There are many reasons why you might feel that Home Education is right for you. You might think you don’t fit in at school and this is affecting your learning. Or you could be dealing with bullies and want to start afresh by working from home.
If you are disabled or have learning difficulties you could benefit from the one-to-one supervision your parent or carer can offer you.
Whatever the reason, if the problems you face at school can’t get resolved then Home Education could be your better option. For some young people, being taught alone at home means you can work at your own pace and get the individual attention you need to learn effectively.
If your parents or carers decide that Home Education is for you, there is a lot of support and education material available.
You will also be able to make contact with other home educators via internet support lists.
You can check out what other resources are available, including educational text books, general interest books, CD-ROMs and online educational resources such as the Learning section of the BBC website.
Do I still need to sit exams?
No, you don’t have to take exams. Education is compulsory but examinations are not.
However, some home educated young people who want to sit exams are able to make arrangements with the exam boards to take exams as external private candidates.
There are also correspondence courses you can investigate such as National Extension College (NEC) courses.
Otherwise you can get information from the examination boards (or from other home educating families) about the nearest exam centre that accepts external candidates taking your subjects.
You will also have to find someone to validate your coursework.
You will find more information about this from Home Education websites and support groups, which you can find online via an internet search engine such as Google.
Increasingly, home educated young people are exploring the option of non-standard entry to college at 16 based on an interview, portfolio of work, literacy and numeracy assessment.
Alternatively, you could go to college at Level 1 Foundation Studies or at Level 2 for GCSEs, or equivalent, once you reach the age of 16.
Funding for under 16s is at the discretion of the local authority who will generally not have a budget for non-school provision. Once you are 16 your funding options are different.
Under the September Guarantee, a place in learning is available for everyone over 16. This might be for full-time education, an Apprenticeship, programme-led Apprenticeship or Entry to Employment (e2e).
Things to consider
If you are having problems at school it is important to try and address these before you decide to go ahead with Home Education.
Talk to someone you can trust – a parent, carer, a tutor or a close friend; someone who will take your concerns seriously and who will try to help you.
The problems may not always go away even if you are studying from home. And, if the problems do get resolved, you may start to enjoy being at school again.
Is Home Education legal?
Yes. Legally parents and carers are allowed to educate their children at home instead of school.
Under UK law it is education that is compulsory, not schooling.
Remember, if you are having problems at school it is important to tell a parent, carer or tutor straight away.
Sometimes the problem can be resolved and you can start to enjoy school again.
Who can help?
Ask your parent, carer or tutor for help if you are having any problems at school.

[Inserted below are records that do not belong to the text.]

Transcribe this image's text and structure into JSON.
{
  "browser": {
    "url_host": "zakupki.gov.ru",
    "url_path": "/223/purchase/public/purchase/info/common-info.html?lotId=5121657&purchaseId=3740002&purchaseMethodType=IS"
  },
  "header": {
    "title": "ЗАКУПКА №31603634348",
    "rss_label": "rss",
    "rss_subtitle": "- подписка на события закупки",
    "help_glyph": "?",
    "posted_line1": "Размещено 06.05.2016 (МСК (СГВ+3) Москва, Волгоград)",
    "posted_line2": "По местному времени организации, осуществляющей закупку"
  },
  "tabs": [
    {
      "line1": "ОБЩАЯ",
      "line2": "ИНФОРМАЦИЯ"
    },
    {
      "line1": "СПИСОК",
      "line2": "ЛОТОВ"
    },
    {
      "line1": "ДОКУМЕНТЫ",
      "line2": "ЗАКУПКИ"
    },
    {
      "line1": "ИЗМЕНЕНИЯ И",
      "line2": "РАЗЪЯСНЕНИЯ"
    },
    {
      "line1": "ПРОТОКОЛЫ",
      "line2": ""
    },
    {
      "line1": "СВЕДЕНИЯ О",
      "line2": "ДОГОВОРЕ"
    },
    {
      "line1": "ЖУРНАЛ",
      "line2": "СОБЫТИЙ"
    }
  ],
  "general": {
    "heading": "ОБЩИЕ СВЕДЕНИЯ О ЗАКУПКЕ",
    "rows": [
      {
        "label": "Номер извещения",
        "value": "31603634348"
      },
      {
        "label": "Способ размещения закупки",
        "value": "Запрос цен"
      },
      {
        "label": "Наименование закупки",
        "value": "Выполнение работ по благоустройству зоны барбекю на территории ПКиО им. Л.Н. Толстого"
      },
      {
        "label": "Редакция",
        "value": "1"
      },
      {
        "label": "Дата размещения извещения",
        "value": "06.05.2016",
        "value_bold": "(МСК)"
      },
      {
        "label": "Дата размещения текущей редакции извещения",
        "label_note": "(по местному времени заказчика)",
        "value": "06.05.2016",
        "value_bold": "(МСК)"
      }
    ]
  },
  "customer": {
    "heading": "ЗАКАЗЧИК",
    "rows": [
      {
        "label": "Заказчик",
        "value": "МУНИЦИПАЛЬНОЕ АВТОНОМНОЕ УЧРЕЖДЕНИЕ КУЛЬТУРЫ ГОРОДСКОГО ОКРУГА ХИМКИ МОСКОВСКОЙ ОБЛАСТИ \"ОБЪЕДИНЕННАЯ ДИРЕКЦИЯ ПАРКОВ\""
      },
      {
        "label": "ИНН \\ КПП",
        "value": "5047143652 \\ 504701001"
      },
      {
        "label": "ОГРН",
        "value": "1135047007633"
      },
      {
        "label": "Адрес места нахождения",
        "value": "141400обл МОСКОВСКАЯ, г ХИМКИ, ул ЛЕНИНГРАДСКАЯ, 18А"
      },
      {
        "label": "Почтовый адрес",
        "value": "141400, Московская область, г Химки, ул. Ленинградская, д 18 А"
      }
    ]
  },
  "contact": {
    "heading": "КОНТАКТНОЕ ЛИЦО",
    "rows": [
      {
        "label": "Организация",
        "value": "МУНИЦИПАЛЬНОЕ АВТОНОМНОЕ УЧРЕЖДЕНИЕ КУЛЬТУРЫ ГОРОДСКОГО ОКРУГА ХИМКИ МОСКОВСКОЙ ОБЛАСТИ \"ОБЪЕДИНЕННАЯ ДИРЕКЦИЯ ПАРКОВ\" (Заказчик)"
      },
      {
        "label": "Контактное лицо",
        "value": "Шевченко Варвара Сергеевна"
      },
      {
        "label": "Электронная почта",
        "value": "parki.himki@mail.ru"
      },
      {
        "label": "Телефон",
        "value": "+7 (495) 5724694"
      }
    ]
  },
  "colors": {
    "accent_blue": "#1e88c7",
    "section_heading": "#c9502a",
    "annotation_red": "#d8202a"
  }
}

Education Otherwise can provide you and your parents or carers with information, resources and support if you are interested in replacing learning at school with learning at home. The Helpline number for Education Otherwise is 0845 478 6345.

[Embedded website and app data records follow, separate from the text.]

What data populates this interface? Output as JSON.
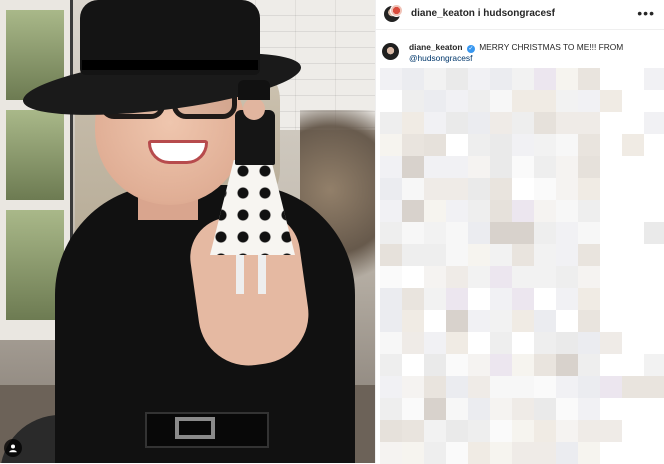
{
  "post": {
    "header": {
      "title": "diane_keaton i hudsongracesf",
      "more_icon": "more-options-icon"
    },
    "caption": {
      "username": "diane_keaton",
      "verified_icon": "verified-badge-icon",
      "text": "MERRY CHRISTMAS TO ME!!! FROM",
      "mention": "@hudsongracesf"
    },
    "media": {
      "user_tag_icon": "user-tag-icon"
    },
    "comments_censored": true
  },
  "colors": {
    "text": "#262626",
    "mention": "#00376b",
    "verified": "#3897f0",
    "border": "#efefef"
  }
}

For more information on Home Education you can also visit:
To find out more about online learning visit the learning section of the BBC website.